• **Prompt**: Look through the listing below and give the number of lines that hold "text". Say nothing more.

▬▬▬

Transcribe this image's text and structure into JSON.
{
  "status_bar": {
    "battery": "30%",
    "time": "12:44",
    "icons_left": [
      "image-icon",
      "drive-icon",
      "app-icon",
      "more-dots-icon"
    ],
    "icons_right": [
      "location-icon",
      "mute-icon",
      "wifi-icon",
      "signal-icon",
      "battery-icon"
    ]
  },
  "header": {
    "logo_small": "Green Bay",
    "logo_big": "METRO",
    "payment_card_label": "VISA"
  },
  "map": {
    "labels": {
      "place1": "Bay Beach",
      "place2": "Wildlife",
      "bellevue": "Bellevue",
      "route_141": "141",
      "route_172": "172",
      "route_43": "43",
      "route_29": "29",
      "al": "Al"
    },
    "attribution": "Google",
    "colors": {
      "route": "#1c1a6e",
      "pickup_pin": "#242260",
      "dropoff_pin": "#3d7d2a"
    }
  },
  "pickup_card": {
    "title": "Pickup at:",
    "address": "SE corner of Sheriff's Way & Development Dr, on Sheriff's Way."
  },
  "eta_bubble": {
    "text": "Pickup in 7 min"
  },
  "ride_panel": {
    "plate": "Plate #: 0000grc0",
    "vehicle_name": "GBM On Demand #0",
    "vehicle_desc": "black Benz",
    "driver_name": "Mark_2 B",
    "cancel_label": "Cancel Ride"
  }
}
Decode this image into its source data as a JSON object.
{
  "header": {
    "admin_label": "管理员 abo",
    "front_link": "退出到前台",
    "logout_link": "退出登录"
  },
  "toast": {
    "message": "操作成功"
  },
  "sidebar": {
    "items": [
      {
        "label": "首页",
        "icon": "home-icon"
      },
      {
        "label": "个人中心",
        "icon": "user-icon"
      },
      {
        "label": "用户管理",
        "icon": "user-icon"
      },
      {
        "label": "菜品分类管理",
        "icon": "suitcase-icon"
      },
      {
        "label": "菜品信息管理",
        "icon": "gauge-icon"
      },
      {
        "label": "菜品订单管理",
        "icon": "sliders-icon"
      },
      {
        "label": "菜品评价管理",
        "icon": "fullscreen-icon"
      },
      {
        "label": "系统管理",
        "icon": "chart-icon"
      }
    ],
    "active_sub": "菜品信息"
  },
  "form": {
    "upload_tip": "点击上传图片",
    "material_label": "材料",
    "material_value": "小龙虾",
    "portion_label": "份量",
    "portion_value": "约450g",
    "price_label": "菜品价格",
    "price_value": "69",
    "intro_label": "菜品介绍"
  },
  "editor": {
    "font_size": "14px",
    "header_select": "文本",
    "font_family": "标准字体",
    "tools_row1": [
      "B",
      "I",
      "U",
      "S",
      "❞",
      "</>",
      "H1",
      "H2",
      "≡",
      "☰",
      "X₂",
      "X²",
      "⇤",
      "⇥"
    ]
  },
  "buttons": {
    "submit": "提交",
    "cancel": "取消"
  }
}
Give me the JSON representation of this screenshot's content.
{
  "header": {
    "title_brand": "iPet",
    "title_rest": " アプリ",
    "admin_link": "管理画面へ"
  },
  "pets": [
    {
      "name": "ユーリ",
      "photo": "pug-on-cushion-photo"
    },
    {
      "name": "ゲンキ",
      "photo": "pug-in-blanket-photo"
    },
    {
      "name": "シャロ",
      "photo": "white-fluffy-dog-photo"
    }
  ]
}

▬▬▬

• **Written solution**: 2